Jigdol Ngawang, a Tibetan Buddhist who volunteered at the event, says Shugden practitioners are not being persecuted, as the protesters say.

“The Dalai Lama has no way to persecute people,” Ngawang said. “Why would a Tibetan (hurt) another Tibetan?”

The protesters refute the Dalai Lama’s claim that Dorje Shugden is a threat to the well-being of Tibetan Buddhists, arguing that people have been worshiping Dorje Shugden for 400 years. They add that the Dalai Lama himself worshiped the deity for more than half of his life without any negative consequences and that he might have ulterior motives for imposing the ban.

“He’s using his religious authority to accomplish political goals,” said Thekchen Kelsang, a Shugden Buddhist monk.

Some followers of the Dalai Lama, however, say the protesters are the ones with the ulterior motives, accusing them of colluding with the Chinese government in order to attack the Dalai Lama’s authority and in turn weaken the movement for Tibetan independence from China.

But the protesters deny any association with the Chinese government, saying that they feel socially ostracized in many Buddhist communities and that they are standing up for Shugden Buddhists in Tibet and India who do not have the freedom to protest themselves.

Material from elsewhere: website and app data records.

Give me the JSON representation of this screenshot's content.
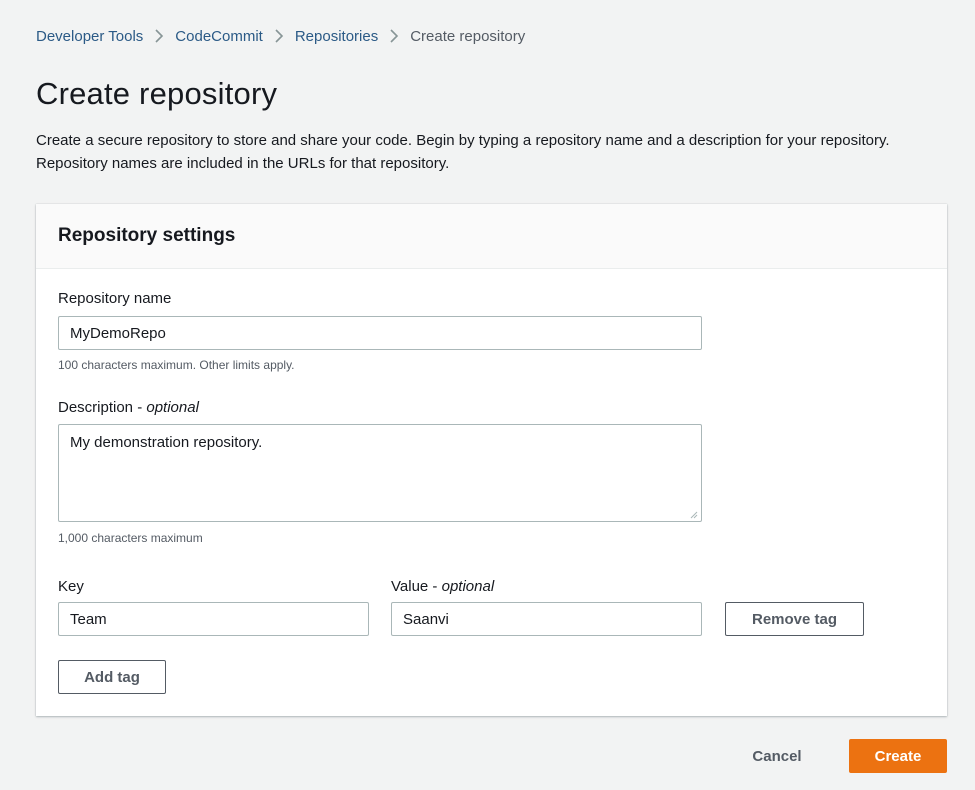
{
  "breadcrumb": {
    "items": [
      "Developer Tools",
      "CodeCommit",
      "Repositories"
    ],
    "current": "Create repository"
  },
  "page": {
    "title": "Create repository",
    "description": "Create a secure repository to store and share your code. Begin by typing a repository name and a description for your repository. Repository names are included in the URLs for that repository."
  },
  "settings": {
    "title": "Repository settings",
    "name_label": "Repository name",
    "name_value": "MyDemoRepo",
    "name_hint": "100 characters maximum. Other limits apply.",
    "desc_label": "Description",
    "desc_optional": "optional",
    "desc_value": "My demonstration repository.",
    "desc_hint": "1,000 characters maximum",
    "key_label": "Key",
    "value_label": "Value",
    "value_optional": "optional",
    "tag_key": "Team",
    "tag_value": "Saanvi",
    "remove_tag_label": "Remove tag",
    "add_tag_label": "Add tag"
  },
  "footer": {
    "cancel_label": "Cancel",
    "create_label": "Create"
  },
  "colors": {
    "accent": "#ec7211",
    "link": "#2b5a86"
  }
}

The Shugden Buddhist protesters intend to demonstrate at the Dalai Lama’s two other events this week in Santa Clara and Los Angeles.

Contact Kathleen Tierney at [email protected] and follow her on Twitter @kathleentierney.